Posted on August 17, 2020 in Firm News

If there is more than one member in a limited liability company, there is a potential for the members to reach a deadlock on deciding whether or not to take certain actions on behalf of the company. The dispute may lead to loss of time and productivity, expensive arbitration or litigation, and even result in judicial dissolution of the company when “it is not reasonably practicable to carry on the business of the company in conformity with the articles of organization or operating agreement.” See NRS 86.495(1). Therefore, members should always consider including effective deadlock-breaking mechanisms in their operating agreement.

One common approach is the use of a tie-breaker. If the members are deadlocked, the operating agreement will refer the issue at hand to a tie-breaker which may be an inside or external professional advisor, a mediator or arbitrator, or an industry expert. When using this approach, the members should carefully consider who will be the tie-breaker since the decision is removed from the parties most familiar with the company and its business and put in the hands of a third party. Ideally, the tie-breaker should be someone that has some history and familiarity with the business and industry.

Another approach is the use of a buy-sell provision in the operating agreement providing that the disagreeing member must sell their interest in the company. There are typically two types of buy-sell provisions. The “appraisal” model requires a qualified third party to value the interest being purchased. The so-called “shotgun” model allows one member to make an offer to purchase another member’s interest at a set price and on specified terms.

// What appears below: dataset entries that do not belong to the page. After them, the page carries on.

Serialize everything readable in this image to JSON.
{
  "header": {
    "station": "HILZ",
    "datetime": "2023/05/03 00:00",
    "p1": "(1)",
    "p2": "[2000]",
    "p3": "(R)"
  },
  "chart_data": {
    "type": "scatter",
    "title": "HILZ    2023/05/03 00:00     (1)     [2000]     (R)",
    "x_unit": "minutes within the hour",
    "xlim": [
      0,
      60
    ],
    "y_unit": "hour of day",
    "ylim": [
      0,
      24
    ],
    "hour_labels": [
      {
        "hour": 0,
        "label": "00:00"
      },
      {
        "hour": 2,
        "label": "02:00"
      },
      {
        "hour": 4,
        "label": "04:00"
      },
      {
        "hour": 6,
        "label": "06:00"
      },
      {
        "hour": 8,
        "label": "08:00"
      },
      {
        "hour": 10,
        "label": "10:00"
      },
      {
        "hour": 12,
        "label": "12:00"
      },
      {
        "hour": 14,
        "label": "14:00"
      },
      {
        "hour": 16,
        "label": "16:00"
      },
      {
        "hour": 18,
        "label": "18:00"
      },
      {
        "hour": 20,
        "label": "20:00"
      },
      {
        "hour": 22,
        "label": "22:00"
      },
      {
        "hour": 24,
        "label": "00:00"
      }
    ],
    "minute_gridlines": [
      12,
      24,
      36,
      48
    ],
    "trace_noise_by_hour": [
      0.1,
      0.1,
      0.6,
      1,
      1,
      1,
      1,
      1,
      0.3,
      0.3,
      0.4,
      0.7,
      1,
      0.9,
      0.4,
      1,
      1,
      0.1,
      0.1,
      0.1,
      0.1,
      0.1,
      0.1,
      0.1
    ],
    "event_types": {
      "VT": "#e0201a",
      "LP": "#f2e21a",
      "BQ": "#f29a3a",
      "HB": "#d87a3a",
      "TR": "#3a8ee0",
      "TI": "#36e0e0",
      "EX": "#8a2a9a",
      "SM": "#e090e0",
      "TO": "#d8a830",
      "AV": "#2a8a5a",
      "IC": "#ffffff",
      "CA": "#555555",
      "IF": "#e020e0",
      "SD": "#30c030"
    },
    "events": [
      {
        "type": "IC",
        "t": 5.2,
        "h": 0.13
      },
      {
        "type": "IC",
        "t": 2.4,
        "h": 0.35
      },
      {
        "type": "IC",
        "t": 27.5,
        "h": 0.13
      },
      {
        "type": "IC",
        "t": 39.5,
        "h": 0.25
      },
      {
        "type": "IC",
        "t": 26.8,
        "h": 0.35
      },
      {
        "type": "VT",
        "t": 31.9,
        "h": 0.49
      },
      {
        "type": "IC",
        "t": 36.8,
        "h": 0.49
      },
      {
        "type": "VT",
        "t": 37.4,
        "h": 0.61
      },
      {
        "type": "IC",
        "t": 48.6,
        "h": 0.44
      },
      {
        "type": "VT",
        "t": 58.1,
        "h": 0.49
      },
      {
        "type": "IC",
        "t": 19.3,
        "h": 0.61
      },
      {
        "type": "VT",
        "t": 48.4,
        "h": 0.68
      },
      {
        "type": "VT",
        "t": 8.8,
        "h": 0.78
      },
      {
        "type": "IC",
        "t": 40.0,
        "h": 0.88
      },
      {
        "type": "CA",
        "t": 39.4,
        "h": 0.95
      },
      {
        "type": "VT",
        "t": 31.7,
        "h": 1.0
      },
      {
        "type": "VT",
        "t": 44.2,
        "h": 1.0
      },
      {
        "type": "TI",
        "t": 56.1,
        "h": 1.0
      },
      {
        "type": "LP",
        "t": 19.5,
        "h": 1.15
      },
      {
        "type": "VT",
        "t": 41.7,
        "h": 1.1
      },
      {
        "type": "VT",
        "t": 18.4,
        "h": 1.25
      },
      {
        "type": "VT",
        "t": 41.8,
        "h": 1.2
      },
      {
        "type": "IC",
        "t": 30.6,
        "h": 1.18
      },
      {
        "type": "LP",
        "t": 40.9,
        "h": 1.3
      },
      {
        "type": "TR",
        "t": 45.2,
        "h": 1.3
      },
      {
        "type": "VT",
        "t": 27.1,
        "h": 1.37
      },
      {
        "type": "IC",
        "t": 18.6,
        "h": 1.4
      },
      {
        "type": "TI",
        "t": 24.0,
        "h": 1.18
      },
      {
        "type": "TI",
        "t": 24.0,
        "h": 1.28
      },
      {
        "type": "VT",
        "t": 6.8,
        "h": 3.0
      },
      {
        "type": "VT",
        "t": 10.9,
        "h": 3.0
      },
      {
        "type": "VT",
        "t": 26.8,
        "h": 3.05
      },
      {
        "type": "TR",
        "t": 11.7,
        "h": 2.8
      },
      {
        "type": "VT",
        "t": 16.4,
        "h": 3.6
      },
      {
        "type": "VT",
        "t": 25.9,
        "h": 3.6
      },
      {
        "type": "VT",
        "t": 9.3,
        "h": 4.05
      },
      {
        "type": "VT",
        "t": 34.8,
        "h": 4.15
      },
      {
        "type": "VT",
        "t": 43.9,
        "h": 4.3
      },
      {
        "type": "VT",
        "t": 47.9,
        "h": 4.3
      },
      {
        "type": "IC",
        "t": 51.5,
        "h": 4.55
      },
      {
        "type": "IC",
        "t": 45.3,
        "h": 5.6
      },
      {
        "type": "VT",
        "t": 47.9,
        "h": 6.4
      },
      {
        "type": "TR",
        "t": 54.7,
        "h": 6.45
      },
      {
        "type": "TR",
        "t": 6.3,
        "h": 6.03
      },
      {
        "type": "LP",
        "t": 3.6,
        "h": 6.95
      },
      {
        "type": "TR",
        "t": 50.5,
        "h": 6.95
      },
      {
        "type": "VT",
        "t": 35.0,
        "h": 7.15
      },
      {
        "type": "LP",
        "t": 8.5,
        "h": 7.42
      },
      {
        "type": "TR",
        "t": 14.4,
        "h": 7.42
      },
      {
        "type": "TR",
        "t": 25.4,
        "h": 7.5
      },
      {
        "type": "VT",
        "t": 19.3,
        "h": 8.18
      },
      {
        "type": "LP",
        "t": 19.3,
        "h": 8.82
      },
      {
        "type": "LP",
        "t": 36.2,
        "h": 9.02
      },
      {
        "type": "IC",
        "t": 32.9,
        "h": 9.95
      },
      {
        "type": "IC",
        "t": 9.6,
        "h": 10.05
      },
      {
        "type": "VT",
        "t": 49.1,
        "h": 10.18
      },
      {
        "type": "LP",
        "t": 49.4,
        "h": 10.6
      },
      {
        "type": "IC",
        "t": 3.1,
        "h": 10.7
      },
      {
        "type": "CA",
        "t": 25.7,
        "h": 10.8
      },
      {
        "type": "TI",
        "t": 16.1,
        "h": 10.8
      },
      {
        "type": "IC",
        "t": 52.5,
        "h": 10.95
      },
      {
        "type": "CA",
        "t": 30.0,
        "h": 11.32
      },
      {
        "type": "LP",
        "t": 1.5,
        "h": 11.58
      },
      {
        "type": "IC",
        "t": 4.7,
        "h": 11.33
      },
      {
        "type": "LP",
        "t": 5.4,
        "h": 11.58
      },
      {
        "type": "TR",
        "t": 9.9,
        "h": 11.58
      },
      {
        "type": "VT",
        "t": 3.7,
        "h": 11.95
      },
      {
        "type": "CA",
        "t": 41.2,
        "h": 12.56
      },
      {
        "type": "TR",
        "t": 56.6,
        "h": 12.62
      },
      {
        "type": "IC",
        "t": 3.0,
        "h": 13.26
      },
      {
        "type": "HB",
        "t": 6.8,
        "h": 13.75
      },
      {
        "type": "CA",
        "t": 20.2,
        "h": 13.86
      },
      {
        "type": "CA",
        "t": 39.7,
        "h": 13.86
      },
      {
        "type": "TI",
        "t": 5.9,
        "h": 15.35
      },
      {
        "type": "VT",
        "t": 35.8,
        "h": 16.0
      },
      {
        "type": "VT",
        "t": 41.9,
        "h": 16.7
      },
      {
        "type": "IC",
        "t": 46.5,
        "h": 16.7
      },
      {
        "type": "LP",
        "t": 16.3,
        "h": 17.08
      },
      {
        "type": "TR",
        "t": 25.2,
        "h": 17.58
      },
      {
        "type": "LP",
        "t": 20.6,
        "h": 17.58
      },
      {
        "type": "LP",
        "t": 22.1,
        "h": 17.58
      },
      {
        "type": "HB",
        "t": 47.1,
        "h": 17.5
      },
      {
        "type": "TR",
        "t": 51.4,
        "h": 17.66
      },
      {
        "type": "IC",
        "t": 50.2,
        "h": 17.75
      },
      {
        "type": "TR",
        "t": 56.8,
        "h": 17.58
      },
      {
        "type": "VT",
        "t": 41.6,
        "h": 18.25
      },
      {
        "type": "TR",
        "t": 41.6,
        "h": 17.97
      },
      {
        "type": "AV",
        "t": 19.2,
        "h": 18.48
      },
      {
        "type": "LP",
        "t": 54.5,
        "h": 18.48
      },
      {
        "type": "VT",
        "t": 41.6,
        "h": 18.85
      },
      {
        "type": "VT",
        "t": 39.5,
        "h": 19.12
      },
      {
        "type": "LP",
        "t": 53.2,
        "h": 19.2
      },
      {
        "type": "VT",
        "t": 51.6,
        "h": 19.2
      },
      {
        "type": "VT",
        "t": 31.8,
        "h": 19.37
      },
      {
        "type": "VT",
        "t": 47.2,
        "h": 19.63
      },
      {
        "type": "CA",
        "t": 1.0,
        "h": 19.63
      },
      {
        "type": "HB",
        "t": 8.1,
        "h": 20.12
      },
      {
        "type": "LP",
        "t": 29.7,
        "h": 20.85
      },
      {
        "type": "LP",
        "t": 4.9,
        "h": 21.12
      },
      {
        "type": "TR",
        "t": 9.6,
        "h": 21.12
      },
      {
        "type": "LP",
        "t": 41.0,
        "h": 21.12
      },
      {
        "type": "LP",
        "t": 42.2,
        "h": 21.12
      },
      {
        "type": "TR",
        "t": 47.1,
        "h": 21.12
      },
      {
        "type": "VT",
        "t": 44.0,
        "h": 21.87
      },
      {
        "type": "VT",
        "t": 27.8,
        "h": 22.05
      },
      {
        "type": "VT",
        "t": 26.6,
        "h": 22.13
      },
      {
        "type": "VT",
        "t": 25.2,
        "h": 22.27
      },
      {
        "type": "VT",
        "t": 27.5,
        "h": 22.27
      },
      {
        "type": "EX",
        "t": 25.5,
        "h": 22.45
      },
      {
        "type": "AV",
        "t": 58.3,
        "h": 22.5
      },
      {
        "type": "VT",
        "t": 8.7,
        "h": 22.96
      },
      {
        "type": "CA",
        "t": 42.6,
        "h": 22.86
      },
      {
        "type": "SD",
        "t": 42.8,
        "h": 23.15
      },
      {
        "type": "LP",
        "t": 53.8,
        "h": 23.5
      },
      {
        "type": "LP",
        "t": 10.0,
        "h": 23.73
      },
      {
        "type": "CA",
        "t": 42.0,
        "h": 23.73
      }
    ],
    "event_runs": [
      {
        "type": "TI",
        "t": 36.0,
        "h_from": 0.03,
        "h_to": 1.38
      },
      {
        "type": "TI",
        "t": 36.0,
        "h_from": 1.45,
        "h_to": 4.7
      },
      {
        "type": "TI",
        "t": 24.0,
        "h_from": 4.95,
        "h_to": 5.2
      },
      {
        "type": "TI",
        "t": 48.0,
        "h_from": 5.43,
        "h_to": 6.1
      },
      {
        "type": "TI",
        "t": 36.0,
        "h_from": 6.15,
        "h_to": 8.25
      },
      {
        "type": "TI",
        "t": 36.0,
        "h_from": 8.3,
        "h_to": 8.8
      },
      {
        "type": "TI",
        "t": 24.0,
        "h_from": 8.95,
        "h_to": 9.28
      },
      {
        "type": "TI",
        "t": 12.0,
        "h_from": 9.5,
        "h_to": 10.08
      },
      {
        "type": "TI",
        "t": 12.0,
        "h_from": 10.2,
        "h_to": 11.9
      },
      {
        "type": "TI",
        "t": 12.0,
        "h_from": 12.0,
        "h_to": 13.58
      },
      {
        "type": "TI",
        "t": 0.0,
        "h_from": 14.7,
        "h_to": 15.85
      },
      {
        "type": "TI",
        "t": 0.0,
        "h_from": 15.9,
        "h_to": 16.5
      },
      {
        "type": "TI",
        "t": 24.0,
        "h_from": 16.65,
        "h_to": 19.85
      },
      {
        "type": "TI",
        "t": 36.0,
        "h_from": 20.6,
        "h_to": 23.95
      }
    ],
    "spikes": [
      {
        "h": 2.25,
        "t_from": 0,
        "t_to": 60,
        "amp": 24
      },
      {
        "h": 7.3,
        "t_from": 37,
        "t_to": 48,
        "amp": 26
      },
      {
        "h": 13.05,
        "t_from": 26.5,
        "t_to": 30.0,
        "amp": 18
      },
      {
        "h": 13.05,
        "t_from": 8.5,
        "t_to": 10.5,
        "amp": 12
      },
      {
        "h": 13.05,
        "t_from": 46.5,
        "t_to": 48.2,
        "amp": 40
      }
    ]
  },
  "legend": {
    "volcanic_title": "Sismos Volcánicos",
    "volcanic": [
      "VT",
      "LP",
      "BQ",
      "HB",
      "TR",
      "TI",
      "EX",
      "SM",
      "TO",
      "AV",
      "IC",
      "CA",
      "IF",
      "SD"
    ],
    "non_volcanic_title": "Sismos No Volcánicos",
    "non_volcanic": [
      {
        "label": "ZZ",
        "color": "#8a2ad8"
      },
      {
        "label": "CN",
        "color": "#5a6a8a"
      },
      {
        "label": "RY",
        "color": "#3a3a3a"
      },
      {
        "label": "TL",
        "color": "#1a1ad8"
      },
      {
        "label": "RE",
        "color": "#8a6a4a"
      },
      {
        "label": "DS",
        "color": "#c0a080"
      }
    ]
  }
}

The offeree must then either accept the purchase offer or turn around and purchase the offeror’s interest at the same price and on the same terms.

Whenever there is a future possibility of a deadlock due to the composition of the members, the parties should include a carefully considered deadlock-breaking mechanism in the operating agreement in order to avoid the need for costly and distracting litigation or judicial dissolution.